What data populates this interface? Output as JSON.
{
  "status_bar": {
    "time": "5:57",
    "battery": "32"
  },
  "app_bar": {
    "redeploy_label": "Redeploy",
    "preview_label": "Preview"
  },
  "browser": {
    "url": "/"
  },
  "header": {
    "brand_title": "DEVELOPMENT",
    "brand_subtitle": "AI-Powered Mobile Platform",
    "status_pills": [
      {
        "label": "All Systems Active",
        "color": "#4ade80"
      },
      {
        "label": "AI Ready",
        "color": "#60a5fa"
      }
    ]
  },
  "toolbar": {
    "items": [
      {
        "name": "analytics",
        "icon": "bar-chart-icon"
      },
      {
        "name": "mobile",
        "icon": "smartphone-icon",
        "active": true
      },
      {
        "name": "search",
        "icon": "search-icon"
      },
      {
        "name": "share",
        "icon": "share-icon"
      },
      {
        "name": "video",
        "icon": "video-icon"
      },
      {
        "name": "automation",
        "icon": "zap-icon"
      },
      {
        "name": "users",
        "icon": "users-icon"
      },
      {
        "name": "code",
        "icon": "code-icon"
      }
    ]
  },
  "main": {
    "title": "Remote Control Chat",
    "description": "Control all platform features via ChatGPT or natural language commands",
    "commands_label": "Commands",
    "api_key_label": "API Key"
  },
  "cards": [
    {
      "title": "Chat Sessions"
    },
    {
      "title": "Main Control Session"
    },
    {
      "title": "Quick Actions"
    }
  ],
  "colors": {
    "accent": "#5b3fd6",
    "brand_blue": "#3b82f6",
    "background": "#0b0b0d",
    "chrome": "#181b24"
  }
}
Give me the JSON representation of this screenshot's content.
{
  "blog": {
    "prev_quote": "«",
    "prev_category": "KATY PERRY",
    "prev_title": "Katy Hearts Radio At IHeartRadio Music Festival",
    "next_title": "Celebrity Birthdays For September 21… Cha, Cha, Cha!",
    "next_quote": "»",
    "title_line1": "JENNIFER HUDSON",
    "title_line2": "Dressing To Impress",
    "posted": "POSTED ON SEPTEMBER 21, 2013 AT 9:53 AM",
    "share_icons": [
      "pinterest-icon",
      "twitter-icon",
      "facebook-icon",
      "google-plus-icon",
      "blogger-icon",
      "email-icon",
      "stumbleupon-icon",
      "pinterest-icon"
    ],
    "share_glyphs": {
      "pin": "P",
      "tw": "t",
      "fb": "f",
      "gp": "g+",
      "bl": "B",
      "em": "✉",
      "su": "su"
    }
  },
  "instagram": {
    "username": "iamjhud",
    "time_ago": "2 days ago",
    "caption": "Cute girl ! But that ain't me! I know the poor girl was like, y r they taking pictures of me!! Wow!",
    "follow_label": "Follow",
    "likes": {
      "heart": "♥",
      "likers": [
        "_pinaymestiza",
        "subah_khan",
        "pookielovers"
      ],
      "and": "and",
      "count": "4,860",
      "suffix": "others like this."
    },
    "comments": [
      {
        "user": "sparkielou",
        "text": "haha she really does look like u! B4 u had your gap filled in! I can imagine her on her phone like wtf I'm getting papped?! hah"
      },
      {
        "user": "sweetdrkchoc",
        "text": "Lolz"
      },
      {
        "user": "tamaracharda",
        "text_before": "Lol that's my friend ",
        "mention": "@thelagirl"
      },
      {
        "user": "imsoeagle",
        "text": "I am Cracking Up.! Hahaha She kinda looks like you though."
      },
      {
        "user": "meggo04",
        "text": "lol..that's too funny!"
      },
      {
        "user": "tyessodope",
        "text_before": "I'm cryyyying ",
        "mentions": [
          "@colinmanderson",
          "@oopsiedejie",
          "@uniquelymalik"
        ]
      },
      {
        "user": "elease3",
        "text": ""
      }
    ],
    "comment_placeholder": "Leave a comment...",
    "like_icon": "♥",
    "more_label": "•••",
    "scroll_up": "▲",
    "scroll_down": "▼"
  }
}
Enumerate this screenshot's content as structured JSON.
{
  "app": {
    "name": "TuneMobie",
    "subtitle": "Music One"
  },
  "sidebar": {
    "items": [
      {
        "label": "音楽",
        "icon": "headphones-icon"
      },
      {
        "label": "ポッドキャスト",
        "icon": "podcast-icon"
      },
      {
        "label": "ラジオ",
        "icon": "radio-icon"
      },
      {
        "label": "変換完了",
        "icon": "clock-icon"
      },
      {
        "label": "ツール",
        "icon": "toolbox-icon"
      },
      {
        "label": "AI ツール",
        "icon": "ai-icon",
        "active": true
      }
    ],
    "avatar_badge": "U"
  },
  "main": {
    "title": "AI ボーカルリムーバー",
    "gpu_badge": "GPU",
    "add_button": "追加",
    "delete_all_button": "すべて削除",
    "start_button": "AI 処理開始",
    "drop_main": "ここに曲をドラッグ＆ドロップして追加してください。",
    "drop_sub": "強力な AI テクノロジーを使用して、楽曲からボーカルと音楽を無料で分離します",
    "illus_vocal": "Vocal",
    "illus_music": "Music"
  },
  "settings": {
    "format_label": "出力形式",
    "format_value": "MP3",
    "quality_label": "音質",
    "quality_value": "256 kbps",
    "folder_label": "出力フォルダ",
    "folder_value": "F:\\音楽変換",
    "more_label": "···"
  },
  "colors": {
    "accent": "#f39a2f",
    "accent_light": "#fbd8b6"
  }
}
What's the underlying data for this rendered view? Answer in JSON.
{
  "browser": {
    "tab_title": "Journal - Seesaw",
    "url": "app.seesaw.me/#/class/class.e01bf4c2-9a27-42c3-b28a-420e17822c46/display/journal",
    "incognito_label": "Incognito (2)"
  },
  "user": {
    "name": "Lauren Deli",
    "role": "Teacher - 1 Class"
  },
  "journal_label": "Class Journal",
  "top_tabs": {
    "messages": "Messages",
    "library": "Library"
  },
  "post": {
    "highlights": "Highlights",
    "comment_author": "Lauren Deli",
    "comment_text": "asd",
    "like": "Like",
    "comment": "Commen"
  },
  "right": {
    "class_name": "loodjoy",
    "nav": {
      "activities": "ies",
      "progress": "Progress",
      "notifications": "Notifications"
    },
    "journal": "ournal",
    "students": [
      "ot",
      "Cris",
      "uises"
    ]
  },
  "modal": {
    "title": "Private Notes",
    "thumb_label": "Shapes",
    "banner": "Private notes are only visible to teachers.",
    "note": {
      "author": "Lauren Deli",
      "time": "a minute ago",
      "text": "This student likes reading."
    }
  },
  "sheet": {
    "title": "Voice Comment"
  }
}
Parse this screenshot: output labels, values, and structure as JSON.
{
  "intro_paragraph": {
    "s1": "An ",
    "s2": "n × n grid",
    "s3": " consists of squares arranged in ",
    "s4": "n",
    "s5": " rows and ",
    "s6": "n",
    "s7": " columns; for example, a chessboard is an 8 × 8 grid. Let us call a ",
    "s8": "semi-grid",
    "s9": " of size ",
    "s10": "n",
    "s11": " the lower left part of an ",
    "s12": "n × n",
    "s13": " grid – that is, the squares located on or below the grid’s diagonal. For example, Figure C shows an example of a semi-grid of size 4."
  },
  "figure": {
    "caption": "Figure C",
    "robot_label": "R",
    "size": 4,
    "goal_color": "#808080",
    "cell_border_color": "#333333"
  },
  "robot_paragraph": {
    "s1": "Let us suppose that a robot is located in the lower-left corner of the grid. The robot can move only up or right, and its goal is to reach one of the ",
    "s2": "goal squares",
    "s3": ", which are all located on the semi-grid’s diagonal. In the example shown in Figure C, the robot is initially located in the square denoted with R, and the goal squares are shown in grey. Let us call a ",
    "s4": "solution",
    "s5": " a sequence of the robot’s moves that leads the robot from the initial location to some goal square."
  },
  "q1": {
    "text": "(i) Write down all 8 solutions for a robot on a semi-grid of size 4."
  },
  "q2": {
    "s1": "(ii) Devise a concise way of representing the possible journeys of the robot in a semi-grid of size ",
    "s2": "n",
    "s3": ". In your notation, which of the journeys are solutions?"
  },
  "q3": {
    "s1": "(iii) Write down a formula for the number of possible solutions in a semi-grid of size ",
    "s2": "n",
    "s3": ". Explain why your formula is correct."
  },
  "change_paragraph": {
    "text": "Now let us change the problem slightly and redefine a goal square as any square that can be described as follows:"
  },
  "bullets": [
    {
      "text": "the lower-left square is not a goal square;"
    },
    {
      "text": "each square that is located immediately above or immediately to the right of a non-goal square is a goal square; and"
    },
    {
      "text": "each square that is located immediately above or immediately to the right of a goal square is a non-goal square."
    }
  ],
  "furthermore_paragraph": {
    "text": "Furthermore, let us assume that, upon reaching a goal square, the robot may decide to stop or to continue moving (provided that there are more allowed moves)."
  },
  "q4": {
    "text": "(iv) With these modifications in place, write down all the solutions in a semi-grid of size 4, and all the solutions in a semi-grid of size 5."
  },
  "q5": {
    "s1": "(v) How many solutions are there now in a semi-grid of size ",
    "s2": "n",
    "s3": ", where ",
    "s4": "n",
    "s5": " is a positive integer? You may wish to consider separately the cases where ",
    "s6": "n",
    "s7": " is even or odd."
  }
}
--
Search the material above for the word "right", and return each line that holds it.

  "right": {
    "s1": "Let us suppose that a robot is located in the lower-left corner of the grid. The robot can move only up or right, and its goal is to reach one of the ",
      "text": "each square that is located immediately above or immediately to the right of a non-goal square is a goal square; and"
      "text": "each square that is located immediately above or immediately to the right of a goal square is a non-goal square."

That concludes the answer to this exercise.